The evidence in question turned out to be the contemporaneous notes made in the Lab during the second procedure. These were completely new to us and had been missing from the set of notes provided under the freedom of information request. Out of hundreds of pages of notes, the only pages apparently missing were the ones that were the most fundamental to our complaint. We can only conclude that these pages were deliberately withheld. The odds of such a vital omission being accidental are just too long to be credible.
On studying the notes, it was possible to see that the Ombudsman’s medical expert had made a terrible mistake. At first glance, they appeared to support his conclusion. Ann’s arrival in the Lab that day the previous September is recorded at 10.20. Her departure time is strangely not noted. Further down the page, further notes begin “11.00”. The medical expert saw this and drew the sloppy conclusion that the entire procedure took from 10.20 to 11.00 – so just 40 minutes.

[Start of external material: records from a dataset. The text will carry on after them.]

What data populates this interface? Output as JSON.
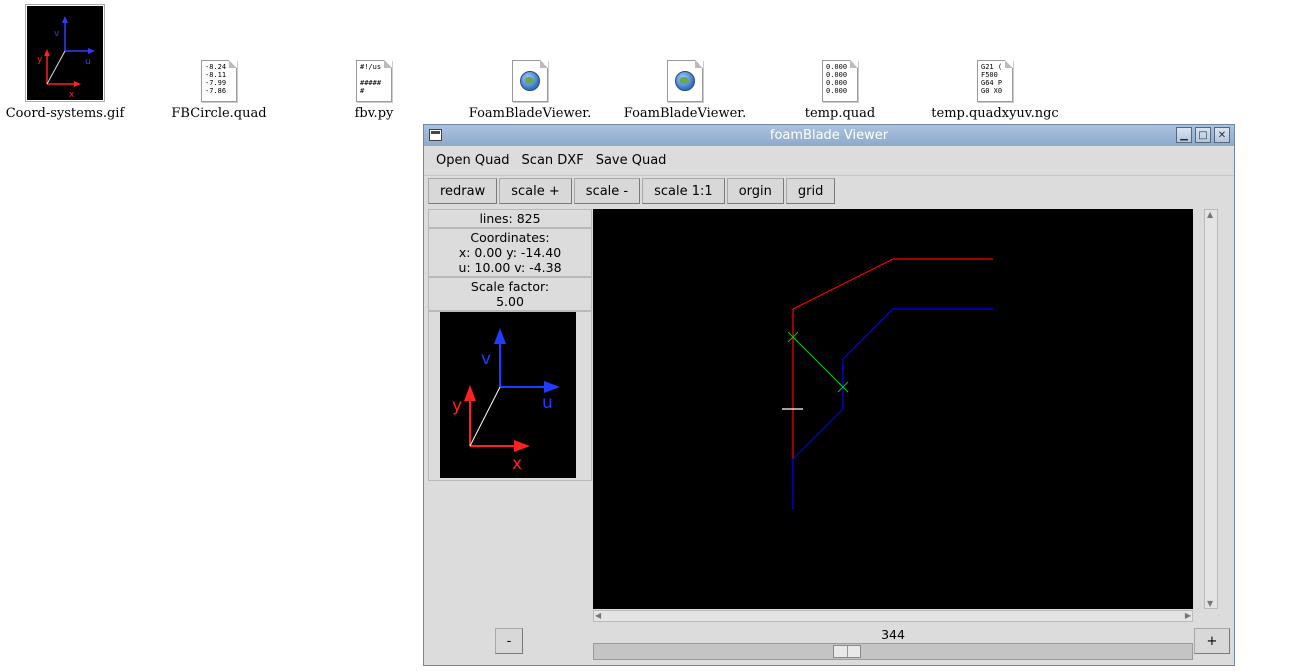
{
  "desktop": {
    "icons": [
      {
        "label": "Coord-systems.gif",
        "type": "image"
      },
      {
        "label": "FBCircle.quad",
        "type": "text",
        "preview": "-8.24\n-8.11\n-7.99\n-7.86"
      },
      {
        "label": "fbv.py",
        "type": "text",
        "preview": "#!/us\n\n#####\n#"
      },
      {
        "label": "FoamBladeViewer.",
        "type": "web"
      },
      {
        "label": "FoamBladeViewer.",
        "type": "web"
      },
      {
        "label": "temp.quad",
        "type": "text",
        "preview": "0.000\n0.000\n0.000\n0.000"
      },
      {
        "label": "temp.quadxyuv.ngc",
        "type": "text",
        "preview": "G21 (\nF500\nG64 P\nG0 X0"
      }
    ],
    "thumb_axes": {
      "v": "v",
      "u": "u",
      "y": "y",
      "x": "x"
    }
  },
  "window": {
    "title": "foamBlade Viewer",
    "buttons": {
      "minimize": "▁",
      "maximize": "□",
      "close": "✕"
    },
    "menu": {
      "open_quad": "Open Quad",
      "scan_dxf": "Scan DXF",
      "save_quad": "Save Quad"
    },
    "toolbar": {
      "redraw": "redraw",
      "scale_plus": "scale +",
      "scale_minus": "scale -",
      "scale_1_1": "scale 1:1",
      "orgin": "orgin",
      "grid": "grid"
    },
    "info": {
      "lines": "lines: 825",
      "coordinates_label": "Coordinates:",
      "xy": "x: 0.00 y: -14.40",
      "uv": "u: 10.00 v: -4.38",
      "scale_label": "Scale factor:",
      "scale_value": "5.00"
    },
    "axes_labels": {
      "v": "v",
      "u": "u",
      "y": "y",
      "x": "x"
    },
    "controls": {
      "minus": "-",
      "plus": "+",
      "slider_value": "344",
      "slider_position": 0.42
    },
    "colors": {
      "xy_path": "#ff0000",
      "uv_path": "#0000ff",
      "link": "#00cc00",
      "cursor": "#ffffff"
    }
  }
}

Had he read further, he would have drawn a very different conclusion. First of all, the passage that began “11.00” actually reads “11.00 – patient anaesthetised”. The 40 minutes had been the preparation for the procedure, not the procedure itself. Had he turned the page, he would have seen that the drugs administered when the patient comes round from the anaesthetic were administered at 13.05. So, the procedure actually took 2 hours and 5 minutes.
Throughout the complaints procedure, the Trust had maintained that the procedure took less than an hour and was routine. Here, we finally had proof positive that they were not telling the truth.
I contacted the Ombudsman and explained their error and asked that the report was re-issued with a suitable correction and quite possibly a very different conclusion. I was told that it was too late. The final report was indeed final. The only path now open was to lodge a formal appeal.
Needless to say, a detailed appeal, with the error fully explained and the relevant notes attached was immediately lodged. In March 2017, I received an email to say that the appeal ‘did not meet the review criteria’. The Ombudsman would not admit its mistake and was instead brushing the matter firmly under the carpet.
I was disgusted and extremely shocked. These people were supposed to be there to prevent this sort of thing, not join in with it.
In April 2017, in a final attempt to elicit an appropriate response, I contacted the Chief Executive of the Hull and East Yorkshire Hospitals NHS Trust, Mr Chris Long and made a request for a one-to-one meeting so I could explain to him in a polite conversation what is really happening in the organisation he leads and what I believe to be the very real risks to the lives of the Trust’s cardiac arrhythmia patients arising from their approach to treatment both at Castle Hill and the Hull Royal ED..
Mr Long replied on 22nd May and declined my request.
I had reached the end of the road.
A year and a half of effort to get some justice for Ann and some improvement in the Trust’s practices in order to protect and possibly save the lives of future patients had all come to nothing.
So, as they had declined to hear the full story privately, I decided to take the matter into the public domain which is why you can now read this story. It shouldn’t have been necessary to write it at all but I simply ran out of alternatives.
I encourage you to read the longer version of the story. This synopsis is by its very nature superficial. If nothing else, please take a look at Chapter Fifteen which tells how Ann has fared since the corrective surgery in Newcastle in May 2016.
Thank you for reading. Please share the story on social media if you can. More cases like Ann’s will only be prevented if the Trust is forced to learn from its errors.